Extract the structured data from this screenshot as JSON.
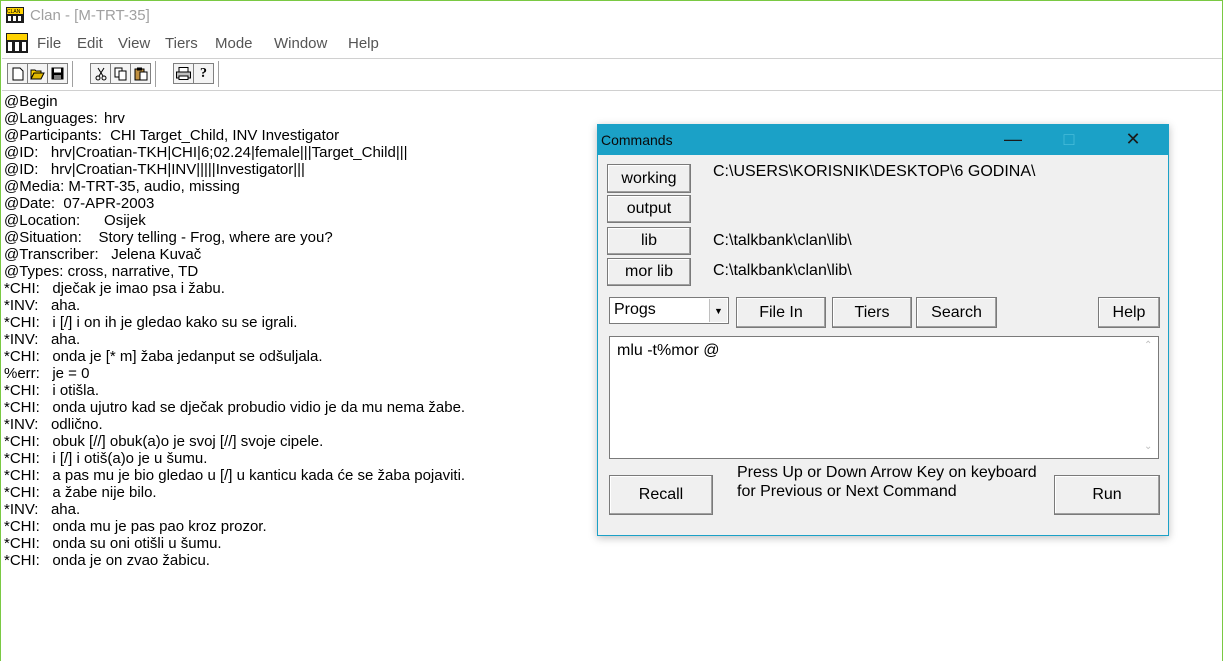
{
  "window": {
    "title": "Clan - [M-TRT-35]"
  },
  "menu": [
    "File",
    "Edit",
    "View",
    "Tiers",
    "Mode",
    "Window",
    "Help"
  ],
  "toolbar": {
    "buttons": [
      "new-icon",
      "open-icon",
      "save-icon",
      "cut-icon",
      "copy-icon",
      "paste-icon",
      "print-icon",
      "help-icon"
    ]
  },
  "transcript": [
    "@Begin",
    "@Languages:\thrv",
    "@Participants:  CHI Target_Child, INV Investigator",
    "@ID:   hrv|Croatian-TKH|CHI|6;02.24|female|||Target_Child|||",
    "@ID:   hrv|Croatian-TKH|INV|||||Investigator|||",
    "@Media: M-TRT-35, audio, missing",
    "@Date:  07-APR-2003",
    "@Location:\tOsijek",
    "@Situation:    Story telling - Frog, where are you?",
    "@Transcriber:   Jelena Kuvač",
    "@Types: cross, narrative, TD",
    "*CHI:   dječak je imao psa i žabu.",
    "*INV:   aha.",
    "*CHI:   i [/] i on ih je gledao kako su se igrali.",
    "*INV:   aha.",
    "*CHI:   onda je [* m] žaba jedanput se odšuljala.",
    "%err:   je = 0",
    "*CHI:   i otišla.",
    "*CHI:   onda ujutro kad se dječak probudio vidio je da mu nema žabe.",
    "*INV:   odlično.",
    "*CHI:   obuk [//] obuk(a)o je svoj [//] svoje cipele.",
    "*CHI:   i [/] i otiš(a)o je u šumu.",
    "*CHI:   a pas mu je bio gledao u [/] u kanticu kada će se žaba pojaviti.",
    "*CHI:   a žabe nije bilo.",
    "*INV:   aha.",
    "*CHI:   onda mu je pas pao kroz prozor.",
    "*CHI:   onda su oni otišli u šumu.",
    "*CHI:   onda je on zvao žabicu."
  ],
  "commands": {
    "title": "Commands",
    "working_label": "working",
    "working_path": "C:\\USERS\\KORISNIK\\DESKTOP\\6 GODINA\\",
    "output_label": "output",
    "lib_label": "lib",
    "lib_path": "C:\\talkbank\\clan\\lib\\",
    "morlib_label": "mor lib",
    "morlib_path": "C:\\talkbank\\clan\\lib\\",
    "progs_value": "Progs",
    "file_in_label": "File In",
    "tiers_label": "Tiers",
    "search_label": "Search",
    "help_label": "Help",
    "command_text": "mlu -t%mor @",
    "recall_label": "Recall",
    "hint": "Press Up or Down Arrow Key on keyboard for Previous or Next Command",
    "run_label": "Run"
  }
}
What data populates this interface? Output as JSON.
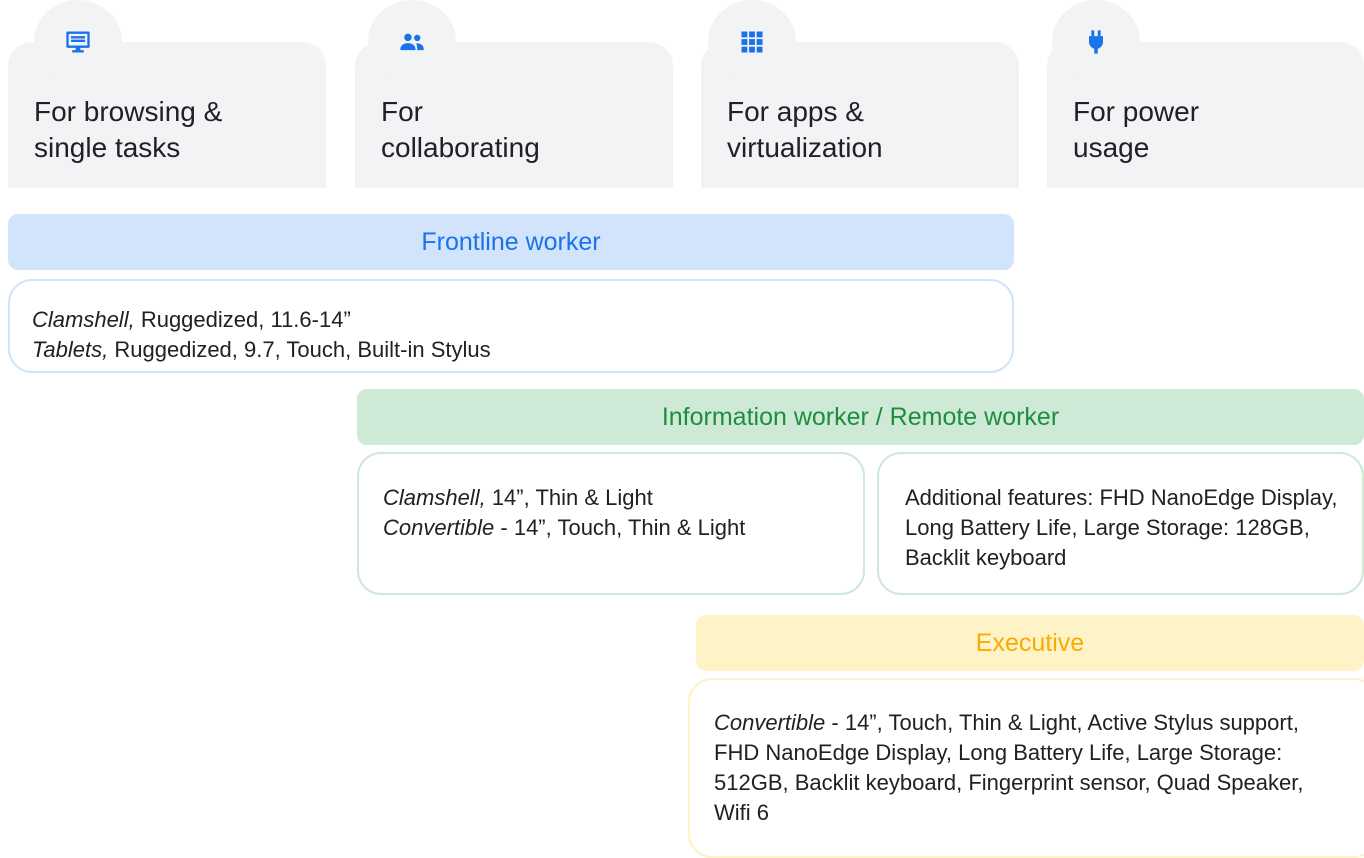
{
  "categories": [
    {
      "icon": "display-list-icon",
      "title": "For browsing &\nsingle tasks"
    },
    {
      "icon": "people-icon",
      "title": "For\ncollaborating"
    },
    {
      "icon": "apps-grid-icon",
      "title": "For apps &\nvirtualization"
    },
    {
      "icon": "power-plug-icon",
      "title": "For power\nusage"
    }
  ],
  "roles": {
    "frontline": {
      "label": "Frontline worker",
      "color": "#1a73e8",
      "bar_bg": "#d2e3fc",
      "lines": [
        {
          "type": "Clamshell,",
          "spec": " Ruggedized, 11.6-14”"
        },
        {
          "type": "Tablets,",
          "spec": " Ruggedized, 9.7, Touch, Built-in Stylus"
        }
      ]
    },
    "information": {
      "label": "Information worker / Remote worker",
      "color": "#1e8e3e",
      "bar_bg": "#ceead6",
      "lines": [
        {
          "type": "Clamshell,",
          "spec": " 14”, Thin & Light"
        },
        {
          "type": "Convertible",
          "spec": " - 14”, Touch, Thin & Light"
        }
      ],
      "additional": "Additional features: FHD NanoEdge Display, Long Battery Life, Large Storage: 128GB, Backlit keyboard"
    },
    "executive": {
      "label": "Executive",
      "color": "#f9ab00",
      "bar_bg": "#fef3c7",
      "lines": [
        {
          "type": "Convertible",
          "spec": " - 14”, Touch, Thin & Light, Active Stylus support, FHD NanoEdge Display, Long Battery Life, Large Storage: 512GB, Backlit keyboard, Fingerprint sensor, Quad Speaker, Wifi 6"
        }
      ]
    }
  }
}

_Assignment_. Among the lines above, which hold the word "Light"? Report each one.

_Answer section_.
          "spec": " 14”, Thin & Light"
          "spec": " - 14”, Touch, Thin & Light"
          "spec": " - 14”, Touch, Thin & Light, Active Stylus support, FHD NanoEdge Display, Long Battery Life, Large Storage: 512GB, Backlit keyboard, Fingerprint sensor, Quad Speaker, Wifi 6"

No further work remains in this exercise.